Is Israel ready for an Arab Mizrahi singer? When I posed the question to Nasreen Qadri, the 28-year-old vocalist, in the sleek offices of the Tel Aviv PR firm that represents her, she put her hands on the table and raised her voice in exasperation, cutting me off. “Do you know how many people have asked me that?”
Qadri’s an up-and-coming face in the Israeli pop music scene, and her music straddles two of the most volatile fault lines in Israeli society today. An Arab Muslim trying to make it in the mainstream Hebrew music business, Qadri is inevitably judged not just for her art but for what that art might say about the Israeli-Palestinian conflict. Her choice to sing Mizrahi, or Eastern, music—one of the first Arab musicians to do so—is no less fraught.
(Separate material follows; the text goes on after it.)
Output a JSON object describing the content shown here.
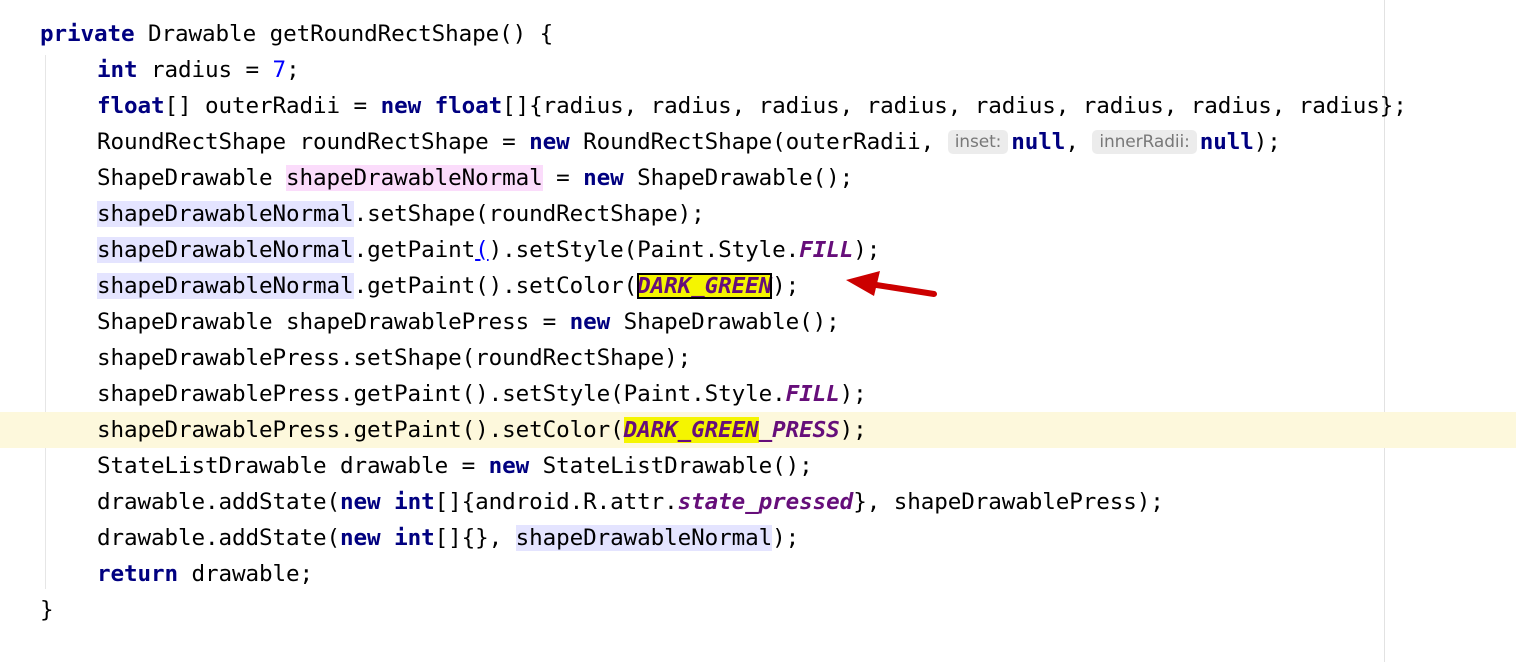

With roots in the musical traditions of immigrants from the Middle East and North Africa who came to Israel in the 1950s and ’60s, this genre developed as part of the counterculture of these Mizrahi Jews and their descendants, many of whom were—and still feel—discriminated against by the country’s Ashkenazi elite.
Read the whole story from 2015 in Tablet.